*Exercise prompt*
What follows is a set of entries. Give them again exactly, without the pictures.

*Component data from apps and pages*

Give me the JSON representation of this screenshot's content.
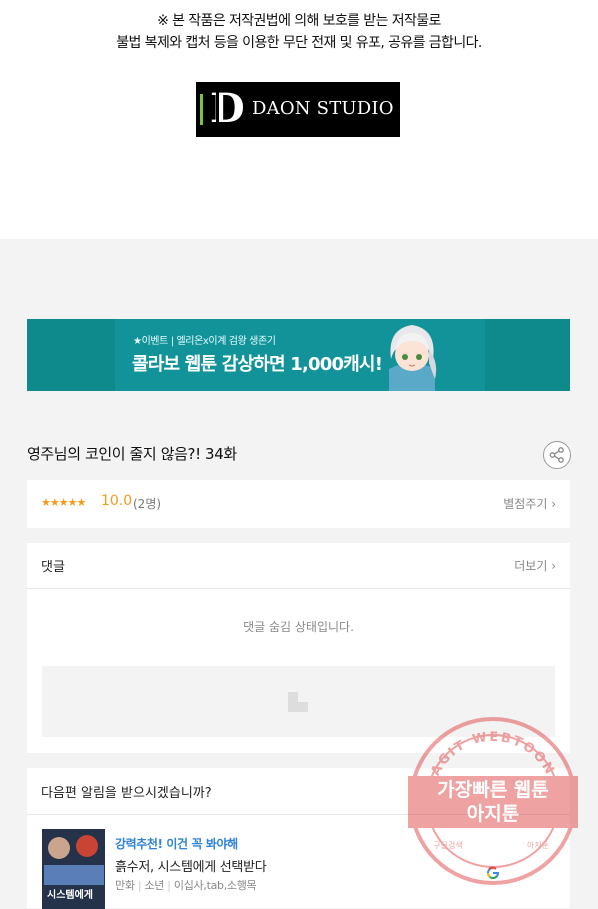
{
  "copyright": {
    "line1": "※ 본 작품은 저작권법에 의해 보호를 받는 저작물로",
    "line2": "불법 복제와 캡처 등을 이용한 무단 전재 및 유포, 공유를 금합니다."
  },
  "logo": {
    "letter": "D",
    "name": "DAON STUDIO"
  },
  "banner": {
    "sub": "★이벤트 | 엘리온x이계 검왕 생존기",
    "main": "콜라보 웹툰 감상하면 1,000캐시!"
  },
  "episode": {
    "title": "영주님의 코인이 줄지 않음?! 34화"
  },
  "rating": {
    "stars": "★★★★★",
    "score": "10.0",
    "count": "(2명)",
    "action": "별점주기 ›"
  },
  "comments": {
    "title": "댓글",
    "more": "더보기 ›",
    "hidden_text": "댓글 숨김 상태입니다."
  },
  "notify": {
    "title": "다음편 알림을 받으시겠습니까?",
    "thumb_text": "시스템에게",
    "recommend_tag": "강력추천! 이건 꼭 봐야해",
    "recommend_title": "흙수저, 시스템에게 선택받다",
    "meta": [
      "만화",
      "소년",
      "이십사,tab,소행목"
    ]
  },
  "watermark": {
    "arc_text": "AGIT WEBTOON",
    "line1": "가장빠른 웹툰",
    "line2": "아지툰",
    "left_small": "구글검색",
    "right_small": "아지툰"
  },
  "colors": {
    "banner_bg": "#0f8a8c",
    "rating_accent": "#f39a1b",
    "recommend_accent": "#2f83d6",
    "watermark": "#e04848"
  }
}
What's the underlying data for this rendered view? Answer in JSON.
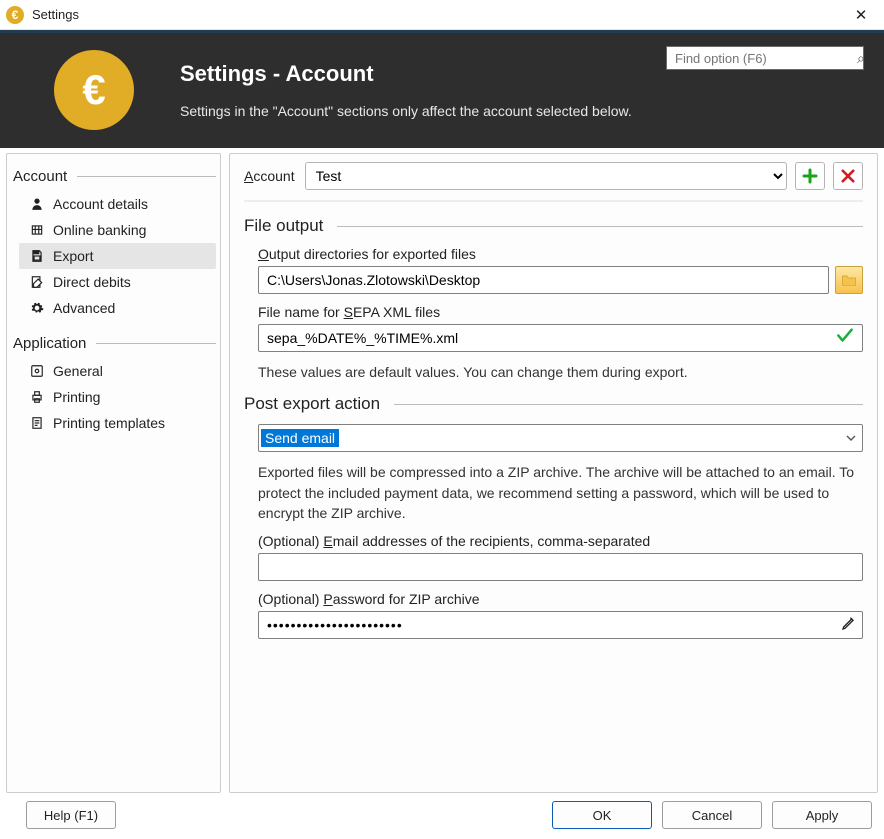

*Solved exercise*
Give me the JSON representation of this screenshot's content.
{
  "copyright": {
    "line1": "※ 본 작품은 저작권법에 의해 보호를 받는 저작물로",
    "line2": "불법 복제와 캡처 등을 이용한 무단 전재 및 유포, 공유를 금합니다."
  },
  "logo": {
    "letter": "D",
    "name": "DAON STUDIO"
  },
  "banner": {
    "sub": "★이벤트 | 엘리온x이계 검왕 생존기",
    "main": "콜라보 웹툰 감상하면 1,000캐시!"
  },
  "episode": {
    "title": "영주님의 코인이 줄지 않음?! 34화"
  },
  "rating": {
    "stars": "★★★★★",
    "score": "10.0",
    "count": "(2명)",
    "action": "별점주기 ›"
  },
  "comments": {
    "title": "댓글",
    "more": "더보기 ›",
    "hidden_text": "댓글 숨김 상태입니다."
  },
  "notify": {
    "title": "다음편 알림을 받으시겠습니까?",
    "thumb_text": "시스템에게",
    "recommend_tag": "강력추천! 이건 꼭 봐야해",
    "recommend_title": "흙수저, 시스템에게 선택받다",
    "meta": [
      "만화",
      "소년",
      "이십사,tab,소행목"
    ]
  },
  "watermark": {
    "arc_text": "AGIT WEBTOON",
    "line1": "가장빠른 웹툰",
    "line2": "아지툰",
    "left_small": "구글검색",
    "right_small": "아지툰"
  },
  "colors": {
    "banner_bg": "#0f8a8c",
    "rating_accent": "#f39a1b",
    "recommend_accent": "#2f83d6",
    "watermark": "#e04848"
  }
}
What's the underlying data for this rendered view? Answer in JSON.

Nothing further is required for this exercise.